Work request – Exact copy, no pictures: output each line below as it stands.

[[ Listed entries, beginning ]]

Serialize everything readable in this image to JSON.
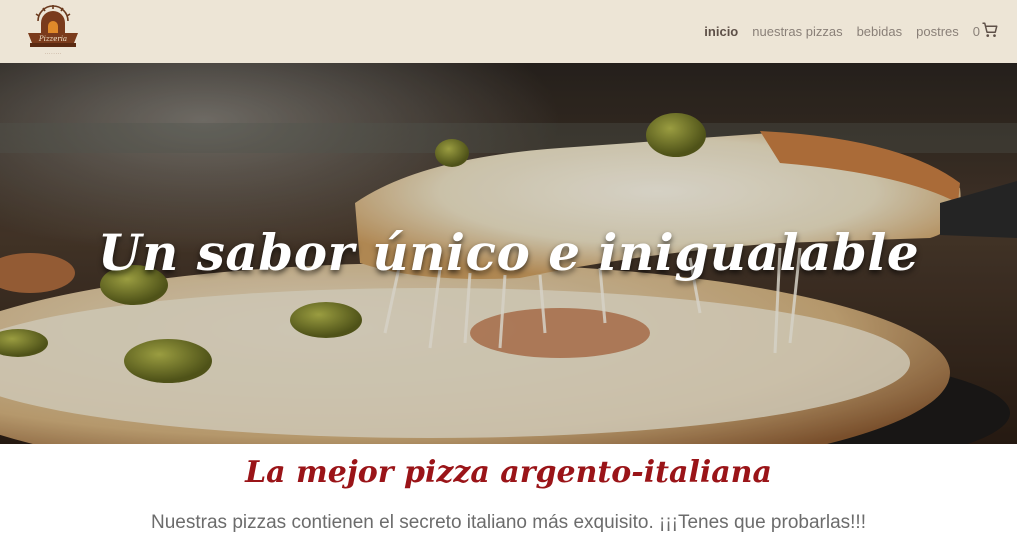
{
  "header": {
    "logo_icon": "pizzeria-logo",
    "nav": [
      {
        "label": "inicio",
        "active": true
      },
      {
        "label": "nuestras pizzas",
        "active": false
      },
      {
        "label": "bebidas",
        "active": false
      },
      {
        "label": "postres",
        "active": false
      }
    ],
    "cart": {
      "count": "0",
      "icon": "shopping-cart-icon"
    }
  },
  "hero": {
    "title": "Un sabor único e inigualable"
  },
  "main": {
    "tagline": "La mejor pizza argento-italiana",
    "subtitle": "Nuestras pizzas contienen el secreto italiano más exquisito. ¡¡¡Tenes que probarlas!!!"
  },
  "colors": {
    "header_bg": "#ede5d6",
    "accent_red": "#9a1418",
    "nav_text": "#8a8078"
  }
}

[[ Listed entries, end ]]

Output –
Serialize everything readable in this image to JSON.
{
  "header": {
    "logo_icon": "pizzeria-logo",
    "nav": [
      {
        "label": "inicio",
        "active": true
      },
      {
        "label": "nuestras pizzas",
        "active": false
      },
      {
        "label": "bebidas",
        "active": false
      },
      {
        "label": "postres",
        "active": false
      }
    ],
    "cart": {
      "count": "0",
      "icon": "shopping-cart-icon"
    }
  },
  "hero": {
    "title": "Un sabor único e inigualable"
  },
  "main": {
    "tagline": "La mejor pizza argento-italiana",
    "subtitle": "Nuestras pizzas contienen el secreto italiano más exquisito. ¡¡¡Tenes que probarlas!!!"
  },
  "colors": {
    "header_bg": "#ede5d6",
    "accent_red": "#9a1418",
    "nav_text": "#8a8078"
  }
}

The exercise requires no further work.